I work full-time and I freelance on the side. I grind and I always have. I’m what you’dconsider a “career woman,” a hustler or an entrepreneur. I like to work. It gives me a sense of emotional satisfaction and productivity. I went to school for my specific career, got the fancy graduate degree and I got lucky: it’s exactly what I want to be doing. I also happen to be paid fairly well for harnessing my skills.
Maybe it’s a Millennial thing or maybe it’s the uglier side of feminism emerging, but we’re facing a female crisis right now—and we need to talk about it.
We need to stop shaming stay-at-home mothers.
We live in this fast-paced, 24/7 connected society, a world built on online e-commerce, social media platforms and automatic banking. Everything is at our fingertips—and that’s probably an understatement. More and more careers have become remote or virtual. The computer is the forefront of most of our work.

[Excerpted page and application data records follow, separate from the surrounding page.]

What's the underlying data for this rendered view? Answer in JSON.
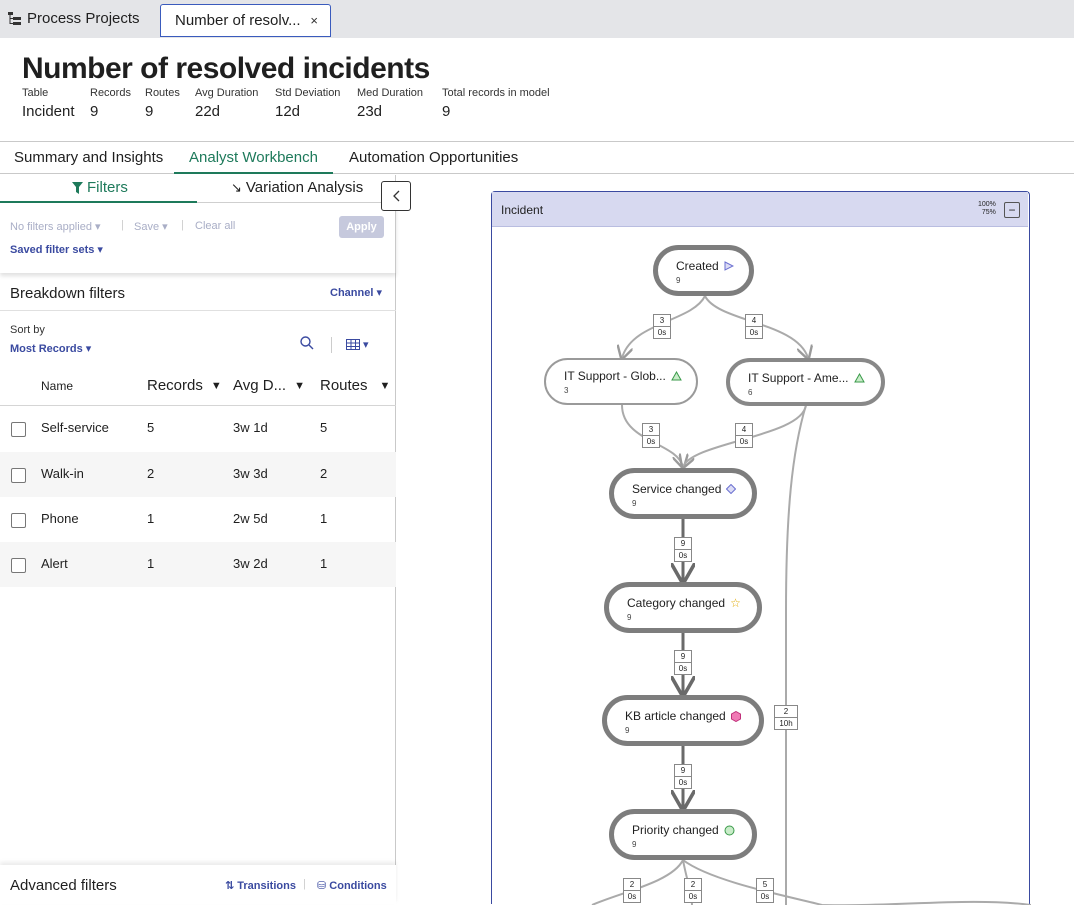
{
  "tabs": {
    "home": "Process Projects",
    "active": "Number of resolv...",
    "close": "×"
  },
  "header": {
    "title": "Number of resolved incidents",
    "stats": [
      {
        "label": "Table",
        "value": "Incident"
      },
      {
        "label": "Records",
        "value": "9"
      },
      {
        "label": "Routes",
        "value": "9"
      },
      {
        "label": "Avg Duration",
        "value": "22d"
      },
      {
        "label": "Std Deviation",
        "value": "12d"
      },
      {
        "label": "Med Duration",
        "value": "23d"
      },
      {
        "label": "Total records in model",
        "value": "9"
      }
    ]
  },
  "section_tabs": [
    "Summary and Insights",
    "Analyst Workbench",
    "Automation Opportunities"
  ],
  "left": {
    "subtabs": [
      "Filters",
      "Variation Analysis"
    ],
    "filter_bar": {
      "no_filters": "No filters applied",
      "save": "Save",
      "clear": "Clear all",
      "apply": "Apply",
      "saved_sets": "Saved filter sets"
    },
    "breakdown": {
      "title": "Breakdown filters",
      "channel": "Channel"
    },
    "sort": {
      "label": "Sort by",
      "value": "Most Records"
    },
    "columns": [
      "Name",
      "Records",
      "Avg D...",
      "Routes"
    ],
    "rows": [
      {
        "name": "Self-service",
        "records": "5",
        "avg": "3w 1d",
        "routes": "5"
      },
      {
        "name": "Walk-in",
        "records": "2",
        "avg": "3w 3d",
        "routes": "2"
      },
      {
        "name": "Phone",
        "records": "1",
        "avg": "2w 5d",
        "routes": "1"
      },
      {
        "name": "Alert",
        "records": "1",
        "avg": "3w 2d",
        "routes": "1"
      }
    ],
    "advanced": {
      "title": "Advanced filters",
      "transitions": "Transitions",
      "conditions": "Conditions"
    }
  },
  "canvas": {
    "title": "Incident",
    "zoom_top": "100%",
    "zoom_bottom": "75%",
    "nodes": [
      {
        "label": "Created",
        "count": "9",
        "icon": "play-triangle-icon"
      },
      {
        "label": "IT Support - Glob...",
        "count": "3",
        "icon": "green-triangle-icon"
      },
      {
        "label": "IT Support - Ame...",
        "count": "6",
        "icon": "green-triangle-icon"
      },
      {
        "label": "Service changed",
        "count": "9",
        "icon": "blue-diamond-icon"
      },
      {
        "label": "Category changed",
        "count": "9",
        "icon": "yellow-star-icon"
      },
      {
        "label": "KB article changed",
        "count": "9",
        "icon": "pink-hexagon-icon"
      },
      {
        "label": "Priority changed",
        "count": "9",
        "icon": "green-circle-icon"
      }
    ],
    "edges": [
      {
        "count": "3",
        "duration": "0s"
      },
      {
        "count": "4",
        "duration": "0s"
      },
      {
        "count": "3",
        "duration": "0s"
      },
      {
        "count": "4",
        "duration": "0s"
      },
      {
        "count": "9",
        "duration": "0s"
      },
      {
        "count": "9",
        "duration": "0s"
      },
      {
        "count": "2",
        "duration": "10h"
      },
      {
        "count": "9",
        "duration": "0s"
      },
      {
        "count": "2",
        "duration": "0s"
      },
      {
        "count": "2",
        "duration": "0s"
      },
      {
        "count": "5",
        "duration": "0s"
      }
    ]
  },
  "colors": {
    "accent_green": "#1e7a5b",
    "link_blue": "#3a4aa0",
    "canvas_header": "#d7d9f0"
  }
}
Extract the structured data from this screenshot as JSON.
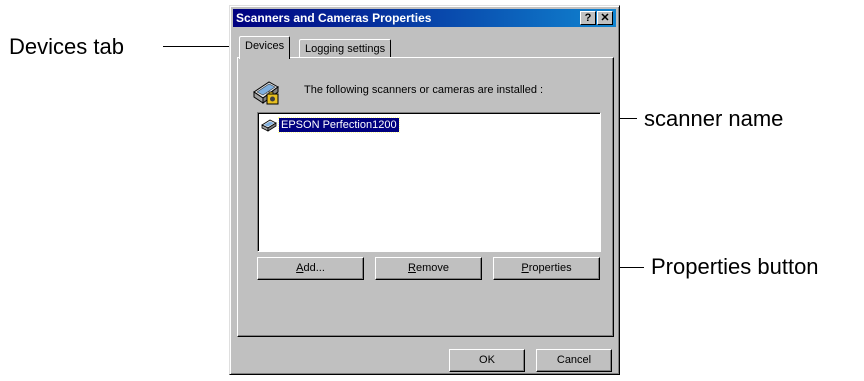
{
  "window": {
    "title": "Scanners and Cameras Properties",
    "help_label": "?",
    "close_label": "✕"
  },
  "tabs": [
    {
      "label": "Devices"
    },
    {
      "label": "Logging settings"
    }
  ],
  "devices_panel": {
    "install_text": "The following scanners or cameras are installed :",
    "devices": [
      {
        "name": "EPSON Perfection1200",
        "selected": true
      }
    ],
    "buttons": {
      "add": {
        "label": "Add...",
        "mnemonic": "A",
        "rest": "dd..."
      },
      "remove": {
        "label": "Remove",
        "mnemonic": "R",
        "rest": "emove"
      },
      "properties": {
        "label": "Properties",
        "mnemonic": "P",
        "rest": "roperties"
      }
    }
  },
  "footer": {
    "ok_label": "OK",
    "cancel_label": "Cancel"
  },
  "callouts": {
    "devices_tab": "Devices tab",
    "scanner_name": "scanner name",
    "properties_button": "Properties button"
  },
  "colors": {
    "titlebar_start": "#000080",
    "titlebar_end": "#1084d0",
    "face": "#c0c0c0",
    "selection": "#000080"
  }
}
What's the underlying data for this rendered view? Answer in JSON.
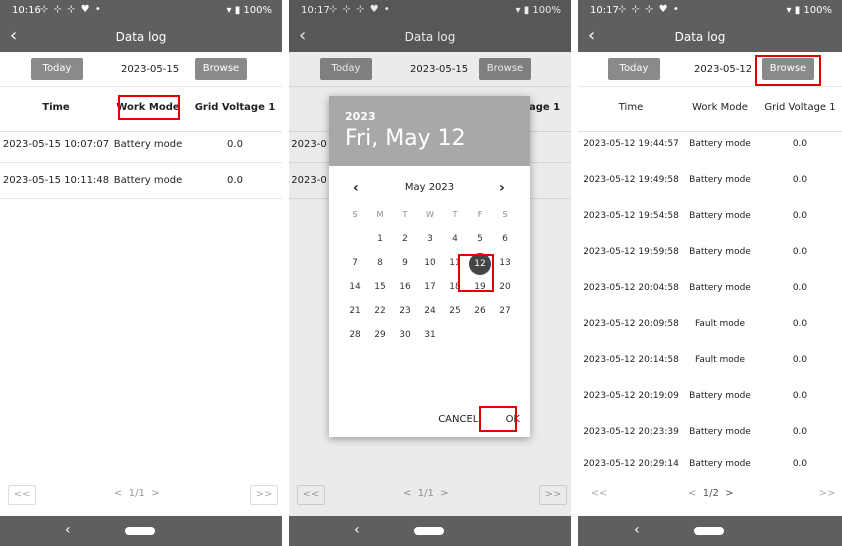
{
  "panel1": {
    "status_time": "10:16",
    "battery": "100%",
    "title": "Data log",
    "today_label": "Today",
    "date_text": "2023-05-15",
    "browse_label": "Browse",
    "headers": [
      "Time",
      "Work Mode",
      "Grid Voltage 1"
    ],
    "rows": [
      {
        "time": "2023-05-15 10:07:07",
        "mode": "Battery mode",
        "voltage": "0.0"
      },
      {
        "time": "2023-05-15 10:11:48",
        "mode": "Battery mode",
        "voltage": "0.0"
      }
    ],
    "pager": {
      "first": "<<",
      "prev": "<",
      "page": "1/1",
      "next": ">",
      "last": ">>"
    }
  },
  "panel2": {
    "status_time": "10:17",
    "battery": "100%",
    "title": "Data log",
    "today_label": "Today",
    "date_text": "2023-05-15",
    "browse_label": "Browse",
    "partial_header": "age 1",
    "partial_rows": [
      "2023-0",
      "2023-0"
    ],
    "dialog": {
      "year": "2023",
      "date_big": "Fri, May 12",
      "month_title": "May 2023",
      "prev_icon": "‹",
      "next_icon": "›",
      "weekdays": [
        "S",
        "M",
        "T",
        "W",
        "T",
        "F",
        "S"
      ],
      "weeks": [
        [
          "",
          "1",
          "2",
          "3",
          "4",
          "5",
          "6"
        ],
        [
          "7",
          "8",
          "9",
          "10",
          "11",
          "12",
          "13"
        ],
        [
          "14",
          "15",
          "16",
          "17",
          "18",
          "19",
          "20"
        ],
        [
          "21",
          "22",
          "23",
          "24",
          "25",
          "26",
          "27"
        ],
        [
          "28",
          "29",
          "30",
          "31",
          "",
          "",
          ""
        ]
      ],
      "selected_day": "12",
      "cancel_label": "CANCEL",
      "ok_label": "OK"
    },
    "pager": {
      "first": "<<",
      "prev": "<",
      "page": "1/1",
      "next": ">",
      "last": ">>"
    }
  },
  "panel3": {
    "status_time": "10:17",
    "battery": "100%",
    "title": "Data log",
    "today_label": "Today",
    "date_text": "2023-05-12",
    "browse_label": "Browse",
    "headers": [
      "Time",
      "Work Mode",
      "Grid Voltage 1"
    ],
    "rows": [
      {
        "time": "2023-05-12 19:44:57",
        "mode": "Battery mode",
        "voltage": "0.0"
      },
      {
        "time": "2023-05-12 19:49:58",
        "mode": "Battery mode",
        "voltage": "0.0"
      },
      {
        "time": "2023-05-12 19:54:58",
        "mode": "Battery mode",
        "voltage": "0.0"
      },
      {
        "time": "2023-05-12 19:59:58",
        "mode": "Battery mode",
        "voltage": "0.0"
      },
      {
        "time": "2023-05-12 20:04:58",
        "mode": "Battery mode",
        "voltage": "0.0"
      },
      {
        "time": "2023-05-12 20:09:58",
        "mode": "Fault mode",
        "voltage": "0.0"
      },
      {
        "time": "2023-05-12 20:14:58",
        "mode": "Fault mode",
        "voltage": "0.0"
      },
      {
        "time": "2023-05-12 20:19:09",
        "mode": "Battery mode",
        "voltage": "0.0"
      },
      {
        "time": "2023-05-12 20:23:39",
        "mode": "Battery mode",
        "voltage": "0.0"
      },
      {
        "time": "2023-05-12 20:29:14",
        "mode": "Battery mode",
        "voltage": "0.0"
      }
    ],
    "pager": {
      "first": "<<",
      "prev": "<",
      "page": "1/2",
      "next": ">",
      "last": ">>"
    }
  },
  "icons": {
    "back": "‹",
    "nav_back": "‹",
    "status_misc": "⊹ ⊹ ⊹ ♥ •",
    "wifi_battery": "▾ ▮"
  },
  "colors": {
    "bar": "#5f5f5f",
    "button": "#8a8a8a",
    "highlight": "#e00000",
    "selected_day": "#444444"
  }
}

We continue to make all these amazing career and technology advances, so where are we falling short? At the home, that’s where.
For all the mothers who want to climb the proverbial career ladder, there’s a mother who wants to dedicate her skills, compassion and time to her children. There’s a mother who is willing to tackle the highest-stress, lowest-paid job of them all: raising kids!
Unfortunately, we (yes, I’m looking at my fellow female peers) have a self-righteous tendency to judge these mothers. As if they somehow aren’t good enough or competent enough. As if they don’t deserve the superstar badge status of juggling full-time work, a bustling household, chores, personal fitness and mental well-being.
I mean, what is balance, anyway? Because, every mother I talk to would really like to know what balance looks like. And, if it were for sale on the market, mothers would be lining down the street to spend however much this balance thing costs.
Children are demanding. They’re dependent and needy and unpredictable. Even though we may have all the self-help, parenting guidance we could ever want, children sure don’t come with instruction manuals.
Here’s the thing: there’s nothing wrong with working. There’s nothing wrong with staying home. What is wrong is pointing fingers at the other mother for somehow being less-than. What is wrong is acting as if there’s one right way to be a parent.
If there is something inherently wrong to do as a parent, it’s not even our jobs to judge or fix it. It’s not our jobs to preach or lecture or make snarky comments. Is that how you want to model healthy communication for your children? Is that the kind of kindness and compassion you want others to treat you with?
Mothers need to bond together. As women, we will always have greater power in numbers. And as women, we are incredibly strong.
For the sake of the children, let’s stop the shaming. Living in today’s fast-paced world is already complicated enough. Let’s stop pitting against each other.